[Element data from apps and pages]
=== Section Start ===
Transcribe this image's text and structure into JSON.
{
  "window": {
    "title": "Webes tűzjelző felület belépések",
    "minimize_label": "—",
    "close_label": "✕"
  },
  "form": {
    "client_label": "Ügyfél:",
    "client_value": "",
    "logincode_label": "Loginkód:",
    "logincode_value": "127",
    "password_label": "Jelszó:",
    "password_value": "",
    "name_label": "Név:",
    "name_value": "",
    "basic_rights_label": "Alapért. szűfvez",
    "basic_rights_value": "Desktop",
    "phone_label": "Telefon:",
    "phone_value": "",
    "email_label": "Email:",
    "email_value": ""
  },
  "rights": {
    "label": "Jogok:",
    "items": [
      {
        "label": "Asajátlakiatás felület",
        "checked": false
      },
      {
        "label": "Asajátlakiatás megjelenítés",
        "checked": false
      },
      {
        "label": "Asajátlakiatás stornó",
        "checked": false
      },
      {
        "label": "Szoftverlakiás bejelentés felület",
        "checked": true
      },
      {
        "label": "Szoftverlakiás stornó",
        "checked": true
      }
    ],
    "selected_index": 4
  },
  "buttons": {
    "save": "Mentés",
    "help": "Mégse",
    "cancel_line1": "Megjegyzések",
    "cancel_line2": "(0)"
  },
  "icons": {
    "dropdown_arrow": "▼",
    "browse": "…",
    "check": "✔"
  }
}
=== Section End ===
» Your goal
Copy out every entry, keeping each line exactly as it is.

» Response for this exercise
Transcribe this image's text and structure into JSON.
{
  "window": {
    "title": "Webes tűzjelző felület belépések",
    "minimize_label": "—",
    "close_label": "✕"
  },
  "form": {
    "client_label": "Ügyfél:",
    "client_value": "",
    "logincode_label": "Loginkód:",
    "logincode_value": "127",
    "password_label": "Jelszó:",
    "password_value": "",
    "name_label": "Név:",
    "name_value": "",
    "basic_rights_label": "Alapért. szűfvez",
    "basic_rights_value": "Desktop",
    "phone_label": "Telefon:",
    "phone_value": "",
    "email_label": "Email:",
    "email_value": ""
  },
  "rights": {
    "label": "Jogok:",
    "items": [
      {
        "label": "Asajátlakiatás felület",
        "checked": false
      },
      {
        "label": "Asajátlakiatás megjelenítés",
        "checked": false
      },
      {
        "label": "Asajátlakiatás stornó",
        "checked": false
      },
      {
        "label": "Szoftverlakiás bejelentés felület",
        "checked": true
      },
      {
        "label": "Szoftverlakiás stornó",
        "checked": true
      }
    ],
    "selected_index": 4
  },
  "buttons": {
    "save": "Mentés",
    "help": "Mégse",
    "cancel_line1": "Megjegyzések",
    "cancel_line2": "(0)"
  },
  "icons": {
    "dropdown_arrow": "▼",
    "browse": "…",
    "check": "✔"
  }
}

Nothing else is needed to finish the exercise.